Put the bike on the center stand. Turn the rear wheel and inspect the chain along its entire length. Inspect that there are no indications of worn or damaged links. Also inspect the rear sprocket for worn teeth. Measure slack as follows: Apply pressure downwards on the mid point on the lower chain segment. Then apply upward pressure on the same spot. The amount of pressure is not critical, what a finger can easily do is adequate. The slack is equal to the distance you can move the chain. Repeat the slack measurement a couple of times with the rear wheel in different positions. If the slack is not constant, this indicates that some links are kinked and binding. If this occurs you have waited to long since last lubrication or your bike has been standing still for too long time - shame on you!
Lubricate the chain in its entire length. I keep reuseing the same piece of corrugated cardboard to prevent the oil hitting the rear wheel as show on the images below. If there are any kinked and binding links they should be wrickled loose and slack should be retested.
Now put the bike on the side stand and be sure to do this! If you do the
following slack adjustment while on center stand you may end up with to little slack, and

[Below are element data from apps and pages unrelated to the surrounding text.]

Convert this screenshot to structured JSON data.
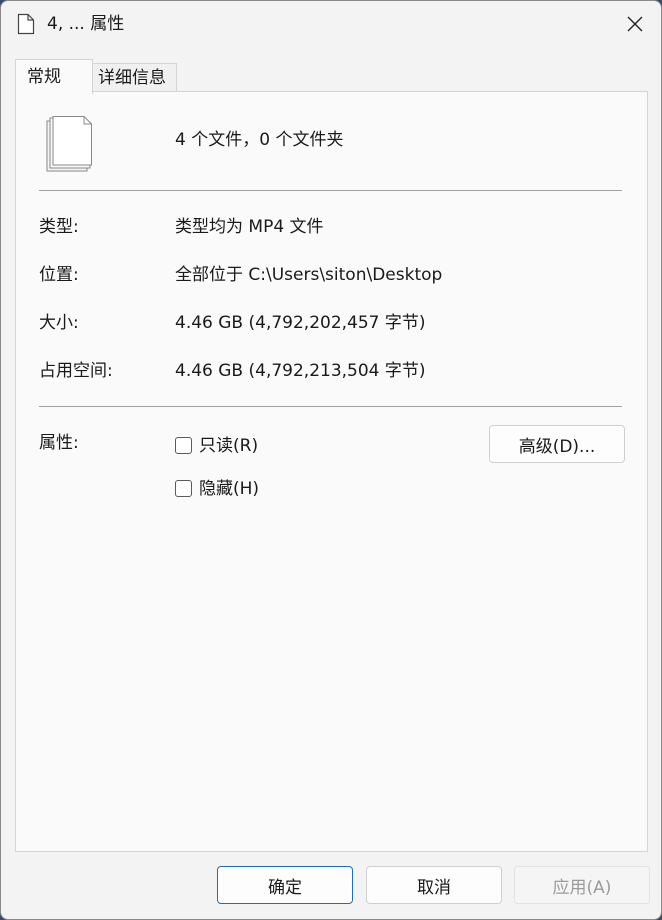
{
  "window": {
    "title": "4, ... 属性"
  },
  "tabs": [
    {
      "label": "常规",
      "active": true
    },
    {
      "label": "详细信息",
      "active": false
    }
  ],
  "general": {
    "summary": "4 个文件，0 个文件夹",
    "fields": {
      "type": {
        "label": "类型:",
        "value": "类型均为 MP4 文件"
      },
      "location": {
        "label": "位置:",
        "value": "全部位于 C:\\Users\\siton\\Desktop"
      },
      "size": {
        "label": "大小:",
        "value": "4.46 GB (4,792,202,457 字节)"
      },
      "size_on_disk": {
        "label": "占用空间:",
        "value": "4.46 GB (4,792,213,504 字节)"
      }
    },
    "attributes": {
      "label": "属性:",
      "readonly": {
        "label": "只读(R)",
        "checked": false
      },
      "hidden": {
        "label": "隐藏(H)",
        "checked": false
      },
      "advanced_label": "高级(D)..."
    }
  },
  "footer": {
    "ok_label": "确定",
    "cancel_label": "取消",
    "apply_label": "应用(A)"
  },
  "icons": {
    "title": "document-icon",
    "close": "close-icon",
    "files": "multiple-files-icon"
  },
  "colors": {
    "primary_border": "#1e6fb8",
    "window_bg": "#f3f3f3",
    "panel_bg": "#fafafa",
    "disabled_text": "#9b9b9b"
  }
}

eventually a high speed disaster over a distant hilltop - not kidding! This is because the
more load you have on the rear wheel the more tight the chain becomes.
Now measure the slack again. It should be in the range 20 to 30 mm. If the slack is more than 30 mm it is time to adjust it, as described below.
If this is the first time you do this on your bike, I recommend that you remove the 12 and 14mm nuts on both sides, apply copper grease to the threads and reinstalls the nuts again. This will prevent future corrosion problems here.
You may have the bike on center stand or side stand while doing the following adjustment, as long as you put it on side stand for final slack measurement.
Using a pair of wrenches - one with 22 mm top and one with 27 mm top - loosen the right side 27 mm axle nut, while holding contra on the left side 22 mm axle nut. The tourge required is quite high, so be carefull not to end up with your bike tumbling over on its side.
Loosen the 12mm lock nuts on both left and right side of the swing arms. While doing this, hold contra on the 14 mm nuts, so they do not turn. During the following adjustment procedure we keep track on how much these 14 mm nuts are turned, because this way rear wheel allignment will be preserved. The threads inside the 27 mm axle nut may also be given some copper grease while you are at it.
Since the 14 mm nuts are hexagon shaped, each side of a nut is angled 60 degees relative to the neighbor sides. Hence it is possible count how many times 60 degrees you turn each 14 mm nut, and hence it is possible to keep the adjustment on the left side precisely synchronized with the right side.
IMPORTANT: In the following, be sure to turn the 14 mm nuts clockwise only, i.e. in the direction which tightens the chain. Never turn a nut anti-clockwise, as it will just come loose and the rear wheel axle will due to friction not move in a controlled manner.
Repeat the following two steps untill the slack is close to 25 mm:
While holding contra on the left side 22 mm axle nut, tighten the right side 27 mm axle nut to a tourge of 98Nm (10kgftm).
Check that the slack is still correct.
Put the bike back on center stand and turn the wheel, listening for abnormal sounds, and checking that the chain is running smoothly over the sprocket teeth .
While holding contra on the 14 mm nuts, tighten the 12 mm lock nuts.
Check that you have not yet exceded the wear indicator (see image below). If you have,
it is time to renew sprockets and chain as soon as possible (subject for another DIY
Also check that left and right sides are adjusted identically, i.e. that the markings on each side are identically alligned.
Take the bike for a test drive. There should be no abnormal sounds from the chain.
If you want to take on other DIY jobs you might benefit from reading the How to DIY (tips, tools, methods, ... etc.) article.
You may mail comments directly to me (mail addres is on the front page).
© Copyright 2009 FireBladerDk - Last updated 2011-08-17